By Carter Strickland

AUSTIN, Texas -- The offseason, especially around Texas these past few years, is typically fraught with worry, speculation and maybe even a smidge of hope.

Everyone wants to know what will happen come fall. No one, despite consultations with tea leaves, crystal balls, the ghost of Madam Hipple, the endless blogs at every corner of the Internet and preseason magazines, ever really does.

That doesn’t mean there aren’t signs or clues of what could happen. History is kind that way, leaving behind a trail that could help tell a future tale.

Mike Davis
Texas wideout Mike Davis flirted with entering the NFL draft, but his return will give the Longhorns a reliable deep threat.
For Texas there were plenty of talisman littered across the stats and field of play following 2012. Some were good. Some were bad. All are a part of what this team will be in the future.

With that in mind here are two stats, one good and one bad, to chew on through this offseason that could play a large role in defining Texas’ 2013 season.

The Good

The Texas offense will consist of players who have started a combined 192 games. In fact, only one position player will step on the field without a start, wide receiver. And the players vying for that spot, Cayleb Jones, Kendall Sanders, Bryant Jackson and Marcus Johnson, have all gone through a year or more of practice and got on the field in 2012. In addition, the newcomer at the wide receiver position should be more than compensated for by the experience of Mike Davis (27 career starts) and Jaxon Shipley (15).

The bulk of Texas’ 192 starts are across the line. Texas will return all five starters and those starters have combined for 125 starts in their careers. Mason Walters leads the group with 38 career starts. Donald Hawkins is the least experienced in that group with 11 starts. One issue for Texas is that no backup offensive lineman has ever started a game at Texas.

The least experienced position should not give too much pause. Running back Johnathan Gray only has four starts. But his team-leading 701 rushing yards is a testament to the fact that he knows what he is doing in the backfield. At tight end, M.J. McFarland, the projected starter, only has four career starts. But this is McFarland’s third year in the program and with a slight change in offensive philosophy -- the thought is Major Applewhite will go to more of a spread attack -- McFarland might now find the position more suited to his natural abilities.

And, of course, there is David Ash at quarterback. He has 18 career starts. That makes him the most experienced quarterback in the Big 12.

The Bad

When Texas wanted to run the ball it couldn’t. Not with all that aforementioned experienced. Not with all the talent it had in the backfield. Not early in the year (74 yards against Oklahoma) or late (99 yards against Kansas State.)

Had Texas been a team that didn’t want to run then ball maybe the putrid run game against the likes of OU, TCU, Kansas State, West Virginia and Oregon State wouldn’t be all that disconcerting. But that the run game has been a point of emphasis for two years and still Texas was inept means there is a fundamental flaw in the coaching of the offensive line and overall run-game philosophy.

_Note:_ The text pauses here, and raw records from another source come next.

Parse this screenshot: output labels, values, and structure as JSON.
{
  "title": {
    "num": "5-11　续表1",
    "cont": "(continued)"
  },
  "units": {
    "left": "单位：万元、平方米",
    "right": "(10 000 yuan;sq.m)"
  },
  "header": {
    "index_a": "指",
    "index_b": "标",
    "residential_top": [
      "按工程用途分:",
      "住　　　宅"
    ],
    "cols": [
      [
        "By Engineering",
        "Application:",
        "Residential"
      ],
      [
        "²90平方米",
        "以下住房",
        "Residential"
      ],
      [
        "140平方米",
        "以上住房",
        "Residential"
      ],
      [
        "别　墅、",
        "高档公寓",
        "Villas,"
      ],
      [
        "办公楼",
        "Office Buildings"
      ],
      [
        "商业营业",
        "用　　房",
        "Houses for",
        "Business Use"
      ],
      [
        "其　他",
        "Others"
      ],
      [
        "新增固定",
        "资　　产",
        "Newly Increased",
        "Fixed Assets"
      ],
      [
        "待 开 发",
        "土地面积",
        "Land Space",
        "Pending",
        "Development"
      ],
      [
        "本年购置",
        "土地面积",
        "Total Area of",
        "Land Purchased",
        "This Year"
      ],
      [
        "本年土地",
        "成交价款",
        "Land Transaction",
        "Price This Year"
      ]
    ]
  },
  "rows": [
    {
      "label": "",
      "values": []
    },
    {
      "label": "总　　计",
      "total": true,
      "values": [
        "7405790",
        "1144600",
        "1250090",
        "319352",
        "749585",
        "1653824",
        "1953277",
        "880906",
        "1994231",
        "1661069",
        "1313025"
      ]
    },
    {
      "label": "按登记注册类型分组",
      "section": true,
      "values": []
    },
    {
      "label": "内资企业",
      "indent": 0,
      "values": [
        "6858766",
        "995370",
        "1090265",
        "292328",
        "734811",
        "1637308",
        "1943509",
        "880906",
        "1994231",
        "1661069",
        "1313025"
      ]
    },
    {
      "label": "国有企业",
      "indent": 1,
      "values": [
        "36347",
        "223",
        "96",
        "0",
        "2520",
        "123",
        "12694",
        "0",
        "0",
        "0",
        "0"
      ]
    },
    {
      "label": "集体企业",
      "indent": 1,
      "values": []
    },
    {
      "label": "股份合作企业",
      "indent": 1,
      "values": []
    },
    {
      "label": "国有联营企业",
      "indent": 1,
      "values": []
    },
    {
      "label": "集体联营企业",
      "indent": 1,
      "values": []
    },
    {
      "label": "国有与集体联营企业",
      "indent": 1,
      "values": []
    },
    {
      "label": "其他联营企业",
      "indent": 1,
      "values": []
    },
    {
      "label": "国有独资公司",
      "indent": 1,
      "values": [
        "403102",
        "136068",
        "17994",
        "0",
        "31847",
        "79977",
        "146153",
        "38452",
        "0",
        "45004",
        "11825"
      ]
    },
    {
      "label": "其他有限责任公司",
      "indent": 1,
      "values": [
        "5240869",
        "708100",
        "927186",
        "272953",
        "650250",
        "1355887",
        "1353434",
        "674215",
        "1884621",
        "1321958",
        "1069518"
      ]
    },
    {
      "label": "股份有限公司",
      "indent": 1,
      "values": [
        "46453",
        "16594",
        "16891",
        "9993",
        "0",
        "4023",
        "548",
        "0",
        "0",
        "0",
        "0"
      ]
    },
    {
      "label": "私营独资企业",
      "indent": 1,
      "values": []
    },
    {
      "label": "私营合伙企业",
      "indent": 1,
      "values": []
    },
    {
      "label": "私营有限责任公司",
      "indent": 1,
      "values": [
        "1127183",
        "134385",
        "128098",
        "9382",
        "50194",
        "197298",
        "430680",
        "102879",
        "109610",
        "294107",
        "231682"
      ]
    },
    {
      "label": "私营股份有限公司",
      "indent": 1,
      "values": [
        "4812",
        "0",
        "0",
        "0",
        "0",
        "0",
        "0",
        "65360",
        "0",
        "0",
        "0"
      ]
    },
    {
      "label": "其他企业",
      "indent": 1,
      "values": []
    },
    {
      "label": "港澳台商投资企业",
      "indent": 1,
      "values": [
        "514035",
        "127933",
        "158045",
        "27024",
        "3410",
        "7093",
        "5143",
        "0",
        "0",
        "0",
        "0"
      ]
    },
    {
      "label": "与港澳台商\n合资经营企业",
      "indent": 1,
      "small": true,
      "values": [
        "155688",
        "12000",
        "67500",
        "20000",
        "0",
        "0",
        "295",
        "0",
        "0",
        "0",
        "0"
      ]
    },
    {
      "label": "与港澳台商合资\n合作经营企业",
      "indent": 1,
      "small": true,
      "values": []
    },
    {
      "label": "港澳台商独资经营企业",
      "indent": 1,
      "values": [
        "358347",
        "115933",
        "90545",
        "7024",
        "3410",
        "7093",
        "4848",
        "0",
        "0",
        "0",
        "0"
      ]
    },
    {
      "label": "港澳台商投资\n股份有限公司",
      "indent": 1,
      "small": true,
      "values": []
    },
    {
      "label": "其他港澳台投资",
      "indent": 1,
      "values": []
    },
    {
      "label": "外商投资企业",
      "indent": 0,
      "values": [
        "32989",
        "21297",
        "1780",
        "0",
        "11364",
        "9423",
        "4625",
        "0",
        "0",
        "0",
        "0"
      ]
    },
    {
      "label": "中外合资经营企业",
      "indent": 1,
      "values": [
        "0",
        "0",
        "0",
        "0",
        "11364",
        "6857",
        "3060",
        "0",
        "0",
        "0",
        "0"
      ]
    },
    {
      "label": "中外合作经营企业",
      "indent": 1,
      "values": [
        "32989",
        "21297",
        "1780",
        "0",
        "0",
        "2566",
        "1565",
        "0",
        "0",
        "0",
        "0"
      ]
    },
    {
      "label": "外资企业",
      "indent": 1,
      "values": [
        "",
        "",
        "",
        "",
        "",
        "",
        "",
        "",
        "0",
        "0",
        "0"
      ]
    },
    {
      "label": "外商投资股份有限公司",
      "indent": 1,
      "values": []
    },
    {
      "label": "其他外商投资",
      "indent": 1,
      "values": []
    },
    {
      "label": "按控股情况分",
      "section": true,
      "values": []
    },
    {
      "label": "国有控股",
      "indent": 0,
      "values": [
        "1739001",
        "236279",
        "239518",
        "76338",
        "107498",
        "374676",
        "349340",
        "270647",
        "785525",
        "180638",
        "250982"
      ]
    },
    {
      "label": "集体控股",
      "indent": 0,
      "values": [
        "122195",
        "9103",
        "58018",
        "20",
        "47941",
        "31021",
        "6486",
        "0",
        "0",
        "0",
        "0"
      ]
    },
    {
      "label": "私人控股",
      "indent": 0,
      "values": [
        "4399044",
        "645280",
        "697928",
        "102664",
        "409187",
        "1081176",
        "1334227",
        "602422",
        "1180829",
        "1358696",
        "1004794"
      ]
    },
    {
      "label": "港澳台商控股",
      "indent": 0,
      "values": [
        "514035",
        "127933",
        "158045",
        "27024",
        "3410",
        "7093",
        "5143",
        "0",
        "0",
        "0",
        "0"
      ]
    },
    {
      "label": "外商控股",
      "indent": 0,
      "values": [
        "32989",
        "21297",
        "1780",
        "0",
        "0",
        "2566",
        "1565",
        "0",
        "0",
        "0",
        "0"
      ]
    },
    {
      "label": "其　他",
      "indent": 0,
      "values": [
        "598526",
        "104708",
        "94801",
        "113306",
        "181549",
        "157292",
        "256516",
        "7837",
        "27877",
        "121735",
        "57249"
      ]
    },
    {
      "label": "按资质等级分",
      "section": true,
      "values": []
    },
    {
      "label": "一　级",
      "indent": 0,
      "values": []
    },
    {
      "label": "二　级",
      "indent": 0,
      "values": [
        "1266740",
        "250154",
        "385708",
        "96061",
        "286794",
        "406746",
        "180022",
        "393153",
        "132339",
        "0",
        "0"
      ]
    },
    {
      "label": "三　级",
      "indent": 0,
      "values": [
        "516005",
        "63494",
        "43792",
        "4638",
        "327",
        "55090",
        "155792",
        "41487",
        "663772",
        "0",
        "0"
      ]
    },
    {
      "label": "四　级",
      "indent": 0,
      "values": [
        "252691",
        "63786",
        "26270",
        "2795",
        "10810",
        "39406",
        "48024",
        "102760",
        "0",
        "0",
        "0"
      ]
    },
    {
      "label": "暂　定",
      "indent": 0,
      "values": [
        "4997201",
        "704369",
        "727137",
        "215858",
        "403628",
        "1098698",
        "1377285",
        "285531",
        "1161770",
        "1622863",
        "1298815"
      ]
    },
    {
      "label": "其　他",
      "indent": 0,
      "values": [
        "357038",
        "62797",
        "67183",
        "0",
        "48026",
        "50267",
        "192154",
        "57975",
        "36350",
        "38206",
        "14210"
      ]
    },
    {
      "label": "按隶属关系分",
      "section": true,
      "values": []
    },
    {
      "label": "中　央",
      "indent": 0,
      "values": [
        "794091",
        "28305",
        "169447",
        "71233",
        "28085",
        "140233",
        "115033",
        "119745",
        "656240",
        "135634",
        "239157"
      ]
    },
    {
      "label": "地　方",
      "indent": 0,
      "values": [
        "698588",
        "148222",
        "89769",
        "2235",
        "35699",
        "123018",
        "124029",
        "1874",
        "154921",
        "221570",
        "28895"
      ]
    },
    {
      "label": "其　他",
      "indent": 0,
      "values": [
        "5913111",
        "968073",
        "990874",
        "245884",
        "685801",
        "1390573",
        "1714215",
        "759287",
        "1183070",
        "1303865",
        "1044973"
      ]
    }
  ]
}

The only games in which Texas could successfully run the ball was when the opponent had smaller, decidedly slower defensive linemen. Any time Texas faced any speed, agility or quickness from the opposing defensive line the offensive line crumbled. And even when that defensive line was more bulk than brawn (Oregon State), Texas failed to make the adequate running lanes.

In Texas’ four losses it averaged 99 rushing yards per game and only once went for more than 100. That was against West Virginia, a middling run defense that allowed, on average, 160 yards per game. Texas only managed 117 rushing yards against Oregon State despite a game plan that was tailored to come out and pound the ball right at the Beavers. The Longhorns eventually abandon that attack for quarterback runs and the passing game.

There might be a change in the way Texas runs the ball if it goes to the spread attack. That should take some pressure of what should be labeled a largely ineffective offensive line up to this point of their collective careers. But, at some point (most likely against OU), Texas is going to have line up and get a few tough yards. If history is any guide the Longhorns won’t make the yards they need.